### WORK INSTRUCTION
Retype the entries. Match them exactly.

### EXTRACTED RECORDS
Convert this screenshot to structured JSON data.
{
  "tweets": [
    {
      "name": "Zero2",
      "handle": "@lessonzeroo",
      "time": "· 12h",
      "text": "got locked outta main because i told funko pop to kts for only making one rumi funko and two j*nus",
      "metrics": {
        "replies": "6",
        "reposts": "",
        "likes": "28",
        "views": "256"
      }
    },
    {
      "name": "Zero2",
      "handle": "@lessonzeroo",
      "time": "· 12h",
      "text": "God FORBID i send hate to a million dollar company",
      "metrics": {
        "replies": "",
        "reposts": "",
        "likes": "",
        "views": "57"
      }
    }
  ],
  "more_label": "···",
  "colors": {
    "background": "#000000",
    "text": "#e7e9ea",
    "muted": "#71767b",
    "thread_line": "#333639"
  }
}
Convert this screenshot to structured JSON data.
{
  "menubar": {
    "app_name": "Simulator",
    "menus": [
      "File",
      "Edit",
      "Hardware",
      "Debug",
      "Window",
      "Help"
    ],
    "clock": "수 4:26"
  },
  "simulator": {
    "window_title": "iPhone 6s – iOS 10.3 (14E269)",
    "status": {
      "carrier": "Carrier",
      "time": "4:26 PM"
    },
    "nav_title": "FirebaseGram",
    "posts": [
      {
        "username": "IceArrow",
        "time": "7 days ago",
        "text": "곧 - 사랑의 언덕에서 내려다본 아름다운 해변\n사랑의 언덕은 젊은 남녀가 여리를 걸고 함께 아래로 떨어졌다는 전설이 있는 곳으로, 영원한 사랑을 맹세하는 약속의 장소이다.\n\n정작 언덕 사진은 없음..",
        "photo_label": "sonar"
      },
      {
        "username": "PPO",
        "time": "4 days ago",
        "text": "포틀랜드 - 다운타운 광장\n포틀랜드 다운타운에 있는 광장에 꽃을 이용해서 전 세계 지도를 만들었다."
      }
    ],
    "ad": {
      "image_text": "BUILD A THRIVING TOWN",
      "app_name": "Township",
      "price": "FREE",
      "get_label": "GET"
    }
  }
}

### SOLUTION TO THIS EXERCISE
Convert this screenshot to structured JSON data.
{
  "tweets": [
    {
      "name": "Zero2",
      "handle": "@lessonzeroo",
      "time": "· 12h",
      "text": "got locked outta main because i told funko pop to kts for only making one rumi funko and two j*nus",
      "metrics": {
        "replies": "6",
        "reposts": "",
        "likes": "28",
        "views": "256"
      }
    },
    {
      "name": "Zero2",
      "handle": "@lessonzeroo",
      "time": "· 12h",
      "text": "God FORBID i send hate to a million dollar company",
      "metrics": {
        "replies": "",
        "reposts": "",
        "likes": "",
        "views": "57"
      }
    }
  ],
  "more_label": "···",
  "colors": {
    "background": "#000000",
    "text": "#e7e9ea",
    "muted": "#71767b",
    "thread_line": "#333639"
  }
}
Convert this screenshot to structured JSON data.
{
  "menubar": {
    "app_name": "Simulator",
    "menus": [
      "File",
      "Edit",
      "Hardware",
      "Debug",
      "Window",
      "Help"
    ],
    "clock": "수 4:26"
  },
  "simulator": {
    "window_title": "iPhone 6s – iOS 10.3 (14E269)",
    "status": {
      "carrier": "Carrier",
      "time": "4:26 PM"
    },
    "nav_title": "FirebaseGram",
    "posts": [
      {
        "username": "IceArrow",
        "time": "7 days ago",
        "text": "곧 - 사랑의 언덕에서 내려다본 아름다운 해변\n사랑의 언덕은 젊은 남녀가 여리를 걸고 함께 아래로 떨어졌다는 전설이 있는 곳으로, 영원한 사랑을 맹세하는 약속의 장소이다.\n\n정작 언덕 사진은 없음..",
        "photo_label": "sonar"
      },
      {
        "username": "PPO",
        "time": "4 days ago",
        "text": "포틀랜드 - 다운타운 광장\n포틀랜드 다운타운에 있는 광장에 꽃을 이용해서 전 세계 지도를 만들었다."
      }
    ],
    "ad": {
      "image_text": "BUILD A THRIVING TOWN",
      "app_name": "Township",
      "price": "FREE",
      "get_label": "GET"
    }
  }
}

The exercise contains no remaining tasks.